> [The problem] Filter the material below down to the lines containing the word "value".
------------------------------
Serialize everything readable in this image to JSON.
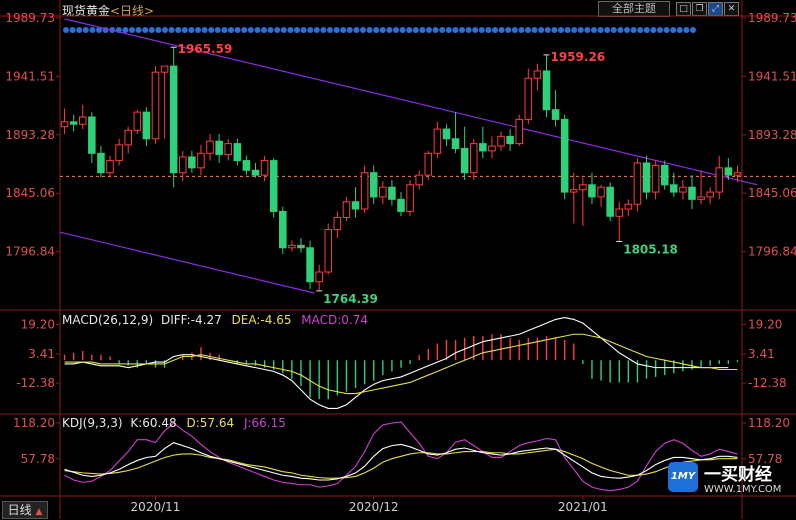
{
  "header": {
    "title": "现货黄金",
    "period": "<日线>",
    "theme_button": "全部主题",
    "icons": [
      "square-icon",
      "restore-icon",
      "maximize-icon",
      "close-icon"
    ]
  },
  "footer": {
    "period_button": "日线",
    "period_arrow": "▲"
  },
  "colors": {
    "up": "#ff3b3b",
    "down": "#2ed07a",
    "price_text": "#e05050",
    "grid": "#8b1a1a",
    "diff": "#ffffff",
    "dea": "#e8e040",
    "macd": "#d040d0",
    "k": "#ffffff",
    "d": "#e8e040",
    "j": "#d040d0",
    "channel": "#8a2be2"
  },
  "chart_data": {
    "type": "candlestick",
    "main": {
      "title": "现货黄金",
      "y_ticks": [
        "1989.73",
        "1941.51",
        "1893.28",
        "1845.06",
        "1796.84"
      ],
      "ylim": [
        1748.62,
        1989.73
      ],
      "dashed_level": 1859,
      "annotations": [
        {
          "text": "1965.59",
          "value": 1965.59,
          "color": "#ff4040"
        },
        {
          "text": "1764.39",
          "value": 1764.39,
          "color": "#40d080"
        },
        {
          "text": "1959.26",
          "value": 1959.26,
          "color": "#ff4040"
        },
        {
          "text": "1805.18",
          "value": 1805.18,
          "color": "#40d080"
        }
      ],
      "candles": [
        {
          "o": 1900,
          "h": 1915,
          "l": 1894,
          "c": 1904
        },
        {
          "o": 1904,
          "h": 1910,
          "l": 1896,
          "c": 1902
        },
        {
          "o": 1902,
          "h": 1918,
          "l": 1898,
          "c": 1908
        },
        {
          "o": 1908,
          "h": 1912,
          "l": 1870,
          "c": 1878
        },
        {
          "o": 1878,
          "h": 1884,
          "l": 1858,
          "c": 1862
        },
        {
          "o": 1862,
          "h": 1876,
          "l": 1858,
          "c": 1872
        },
        {
          "o": 1872,
          "h": 1890,
          "l": 1868,
          "c": 1885
        },
        {
          "o": 1885,
          "h": 1900,
          "l": 1878,
          "c": 1897
        },
        {
          "o": 1897,
          "h": 1914,
          "l": 1894,
          "c": 1912
        },
        {
          "o": 1912,
          "h": 1916,
          "l": 1884,
          "c": 1890
        },
        {
          "o": 1890,
          "h": 1950,
          "l": 1886,
          "c": 1945
        },
        {
          "o": 1945,
          "h": 1950,
          "l": 1890,
          "c": 1950
        },
        {
          "o": 1950,
          "h": 1965.59,
          "l": 1850,
          "c": 1862
        },
        {
          "o": 1862,
          "h": 1880,
          "l": 1855,
          "c": 1875
        },
        {
          "o": 1875,
          "h": 1880,
          "l": 1862,
          "c": 1866
        },
        {
          "o": 1866,
          "h": 1885,
          "l": 1860,
          "c": 1878
        },
        {
          "o": 1878,
          "h": 1894,
          "l": 1872,
          "c": 1888
        },
        {
          "o": 1888,
          "h": 1894,
          "l": 1870,
          "c": 1877
        },
        {
          "o": 1877,
          "h": 1890,
          "l": 1872,
          "c": 1886
        },
        {
          "o": 1886,
          "h": 1890,
          "l": 1868,
          "c": 1872
        },
        {
          "o": 1872,
          "h": 1876,
          "l": 1860,
          "c": 1864
        },
        {
          "o": 1864,
          "h": 1870,
          "l": 1858,
          "c": 1860
        },
        {
          "o": 1860,
          "h": 1876,
          "l": 1855,
          "c": 1872
        },
        {
          "o": 1872,
          "h": 1874,
          "l": 1825,
          "c": 1830
        },
        {
          "o": 1830,
          "h": 1834,
          "l": 1795,
          "c": 1800
        },
        {
          "o": 1800,
          "h": 1806,
          "l": 1797,
          "c": 1802
        },
        {
          "o": 1802,
          "h": 1808,
          "l": 1796,
          "c": 1800
        },
        {
          "o": 1800,
          "h": 1806,
          "l": 1766,
          "c": 1772
        },
        {
          "o": 1772,
          "h": 1786,
          "l": 1764.39,
          "c": 1780
        },
        {
          "o": 1780,
          "h": 1820,
          "l": 1778,
          "c": 1815
        },
        {
          "o": 1815,
          "h": 1830,
          "l": 1808,
          "c": 1825
        },
        {
          "o": 1825,
          "h": 1842,
          "l": 1822,
          "c": 1838
        },
        {
          "o": 1838,
          "h": 1850,
          "l": 1825,
          "c": 1832
        },
        {
          "o": 1832,
          "h": 1868,
          "l": 1829,
          "c": 1862
        },
        {
          "o": 1862,
          "h": 1868,
          "l": 1836,
          "c": 1842
        },
        {
          "o": 1842,
          "h": 1855,
          "l": 1836,
          "c": 1850
        },
        {
          "o": 1850,
          "h": 1856,
          "l": 1835,
          "c": 1840
        },
        {
          "o": 1840,
          "h": 1846,
          "l": 1826,
          "c": 1830
        },
        {
          "o": 1830,
          "h": 1856,
          "l": 1826,
          "c": 1852
        },
        {
          "o": 1852,
          "h": 1864,
          "l": 1848,
          "c": 1860
        },
        {
          "o": 1860,
          "h": 1880,
          "l": 1856,
          "c": 1878
        },
        {
          "o": 1878,
          "h": 1904,
          "l": 1874,
          "c": 1898
        },
        {
          "o": 1898,
          "h": 1902,
          "l": 1884,
          "c": 1890
        },
        {
          "o": 1890,
          "h": 1912,
          "l": 1878,
          "c": 1882
        },
        {
          "o": 1882,
          "h": 1900,
          "l": 1856,
          "c": 1862
        },
        {
          "o": 1862,
          "h": 1890,
          "l": 1856,
          "c": 1886
        },
        {
          "o": 1886,
          "h": 1900,
          "l": 1874,
          "c": 1880
        },
        {
          "o": 1880,
          "h": 1892,
          "l": 1874,
          "c": 1884
        },
        {
          "o": 1884,
          "h": 1896,
          "l": 1880,
          "c": 1892
        },
        {
          "o": 1892,
          "h": 1898,
          "l": 1880,
          "c": 1886
        },
        {
          "o": 1886,
          "h": 1910,
          "l": 1884,
          "c": 1906
        },
        {
          "o": 1906,
          "h": 1948,
          "l": 1902,
          "c": 1940
        },
        {
          "o": 1940,
          "h": 1952,
          "l": 1930,
          "c": 1946
        },
        {
          "o": 1946,
          "h": 1959.26,
          "l": 1908,
          "c": 1914
        },
        {
          "o": 1914,
          "h": 1930,
          "l": 1900,
          "c": 1906
        },
        {
          "o": 1906,
          "h": 1910,
          "l": 1840,
          "c": 1846
        },
        {
          "o": 1846,
          "h": 1862,
          "l": 1820,
          "c": 1848
        },
        {
          "o": 1848,
          "h": 1858,
          "l": 1818,
          "c": 1852
        },
        {
          "o": 1852,
          "h": 1862,
          "l": 1836,
          "c": 1842
        },
        {
          "o": 1842,
          "h": 1852,
          "l": 1834,
          "c": 1850
        },
        {
          "o": 1850,
          "h": 1854,
          "l": 1822,
          "c": 1826
        },
        {
          "o": 1826,
          "h": 1838,
          "l": 1805.18,
          "c": 1832
        },
        {
          "o": 1832,
          "h": 1840,
          "l": 1826,
          "c": 1836
        },
        {
          "o": 1836,
          "h": 1874,
          "l": 1830,
          "c": 1870
        },
        {
          "o": 1870,
          "h": 1876,
          "l": 1840,
          "c": 1846
        },
        {
          "o": 1846,
          "h": 1872,
          "l": 1840,
          "c": 1868
        },
        {
          "o": 1868,
          "h": 1872,
          "l": 1848,
          "c": 1852
        },
        {
          "o": 1852,
          "h": 1862,
          "l": 1842,
          "c": 1846
        },
        {
          "o": 1846,
          "h": 1856,
          "l": 1840,
          "c": 1850
        },
        {
          "o": 1850,
          "h": 1860,
          "l": 1832,
          "c": 1840
        },
        {
          "o": 1840,
          "h": 1864,
          "l": 1836,
          "c": 1842
        },
        {
          "o": 1842,
          "h": 1850,
          "l": 1836,
          "c": 1846
        },
        {
          "o": 1846,
          "h": 1876,
          "l": 1840,
          "c": 1866
        },
        {
          "o": 1866,
          "h": 1874,
          "l": 1856,
          "c": 1860
        },
        {
          "o": 1860,
          "h": 1868,
          "l": 1854,
          "c": 1862
        }
      ]
    },
    "macd": {
      "title": "MACD(26,12,9)",
      "diff_label": "DIFF:-4.27",
      "dea_label": "DEA:-4.65",
      "macd_label": "MACD:0.74",
      "y_ticks": [
        "19.20",
        "3.41",
        "-12.38"
      ],
      "ylim": [
        -29,
        26
      ],
      "hist": [
        3,
        4,
        5,
        3,
        3,
        2,
        -2,
        -3,
        -4,
        -2,
        -4,
        -4,
        0,
        3,
        4,
        7,
        4,
        3,
        0,
        -2,
        -2,
        -3,
        -4,
        -5,
        -7,
        -10,
        -14,
        -20,
        -21,
        -21,
        -19,
        -17,
        -15,
        -13,
        -11,
        -8,
        -6,
        -4,
        -2,
        3,
        6,
        9,
        11,
        11,
        12,
        13,
        13,
        14,
        14,
        12,
        11,
        12,
        12,
        13,
        12,
        11,
        9,
        -2,
        -10,
        -11,
        -12,
        -12,
        -12,
        -12,
        -10,
        -9,
        -8,
        -7,
        -6,
        -5,
        -4,
        -3,
        -2,
        -2,
        -1
      ],
      "diff": [
        -2,
        -2,
        -1,
        -2,
        -3,
        -3,
        -3,
        -4,
        -3,
        -2,
        -1,
        -1,
        2,
        3,
        3,
        2,
        1,
        0,
        -1,
        -2,
        -3,
        -4,
        -5,
        -6,
        -8,
        -11,
        -16,
        -21,
        -24,
        -26,
        -26,
        -24,
        -20,
        -16,
        -13,
        -11,
        -10,
        -9,
        -7,
        -5,
        -3,
        -1,
        1,
        4,
        6,
        8,
        10,
        11,
        12,
        13,
        14,
        16,
        18,
        20,
        22,
        23,
        22,
        20,
        16,
        12,
        8,
        4,
        1,
        -2,
        -3,
        -4,
        -4,
        -4,
        -4,
        -4,
        -4,
        -4,
        -4,
        -4
      ],
      "dea": [
        -1,
        -1,
        -1,
        -1,
        -2,
        -2,
        -2,
        -2,
        -2,
        -2,
        -2,
        -2,
        0,
        2,
        2,
        3,
        2,
        1,
        0,
        -1,
        -2,
        -2,
        -3,
        -4,
        -5,
        -6,
        -8,
        -11,
        -14,
        -16,
        -17,
        -18,
        -18,
        -17,
        -16,
        -15,
        -14,
        -13,
        -12,
        -10,
        -8,
        -6,
        -4,
        -2,
        0,
        2,
        4,
        5,
        6,
        7,
        8,
        9,
        10,
        11,
        12,
        13,
        14,
        14,
        13,
        12,
        10,
        8,
        6,
        4,
        2,
        1,
        0,
        -1,
        -2,
        -3,
        -4,
        -4,
        -5,
        -5,
        -5
      ]
    },
    "kdj": {
      "title": "KDJ(9,3,3)",
      "k_label": "K:60.48",
      "d_label": "D:57.64",
      "j_label": "J:66.15",
      "y_ticks": [
        "118.20",
        "57.78"
      ],
      "ylim": [
        -5,
        130
      ],
      "k": [
        40,
        35,
        30,
        28,
        30,
        34,
        40,
        48,
        55,
        60,
        62,
        75,
        85,
        80,
        75,
        68,
        62,
        58,
        54,
        50,
        46,
        42,
        38,
        34,
        30,
        28,
        25,
        24,
        22,
        22,
        24,
        28,
        34,
        45,
        62,
        75,
        80,
        82,
        78,
        72,
        66,
        64,
        68,
        74,
        76,
        72,
        68,
        66,
        64,
        66,
        70,
        72,
        74,
        76,
        74,
        64,
        54,
        44,
        34,
        28,
        26,
        25,
        27,
        30,
        38,
        48,
        55,
        60,
        60,
        58,
        56,
        58,
        62,
        62,
        60
      ],
      "d": [
        38,
        36,
        34,
        33,
        32,
        33,
        35,
        38,
        42,
        48,
        54,
        60,
        64,
        66,
        66,
        64,
        60,
        58,
        56,
        52,
        48,
        46,
        44,
        40,
        36,
        34,
        30,
        28,
        26,
        25,
        25,
        26,
        28,
        34,
        42,
        52,
        58,
        62,
        66,
        68,
        68,
        66,
        66,
        68,
        70,
        70,
        70,
        68,
        68,
        66,
        66,
        68,
        70,
        72,
        74,
        70,
        64,
        58,
        50,
        44,
        38,
        34,
        30,
        30,
        32,
        36,
        42,
        48,
        52,
        54,
        56,
        56,
        58,
        58,
        58
      ],
      "j": [
        30,
        22,
        18,
        20,
        28,
        38,
        54,
        70,
        90,
        90,
        85,
        105,
        118,
        106,
        96,
        82,
        70,
        60,
        52,
        46,
        40,
        34,
        28,
        22,
        18,
        16,
        14,
        14,
        10,
        12,
        16,
        30,
        45,
        70,
        100,
        115,
        118,
        120,
        102,
        84,
        62,
        58,
        68,
        86,
        90,
        80,
        70,
        60,
        60,
        70,
        80,
        85,
        88,
        92,
        90,
        60,
        40,
        20,
        10,
        6,
        4,
        6,
        10,
        20,
        46,
        70,
        84,
        90,
        84,
        72,
        62,
        66,
        74,
        70,
        66
      ]
    },
    "x_labels": [
      {
        "text": "2020/11",
        "index": 10
      },
      {
        "text": "2020/12",
        "index": 34
      },
      {
        "text": "2021/01",
        "index": 57
      }
    ],
    "brand": {
      "logo_text": "1MY",
      "name": "一买财经",
      "url": "WWW.1MY.COM"
    }
  }
}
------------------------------
> [Exercise solution]
          "value": 1965.59,
          "value": 1764.39,
          "value": 1959.26,
          "value": 1805.18,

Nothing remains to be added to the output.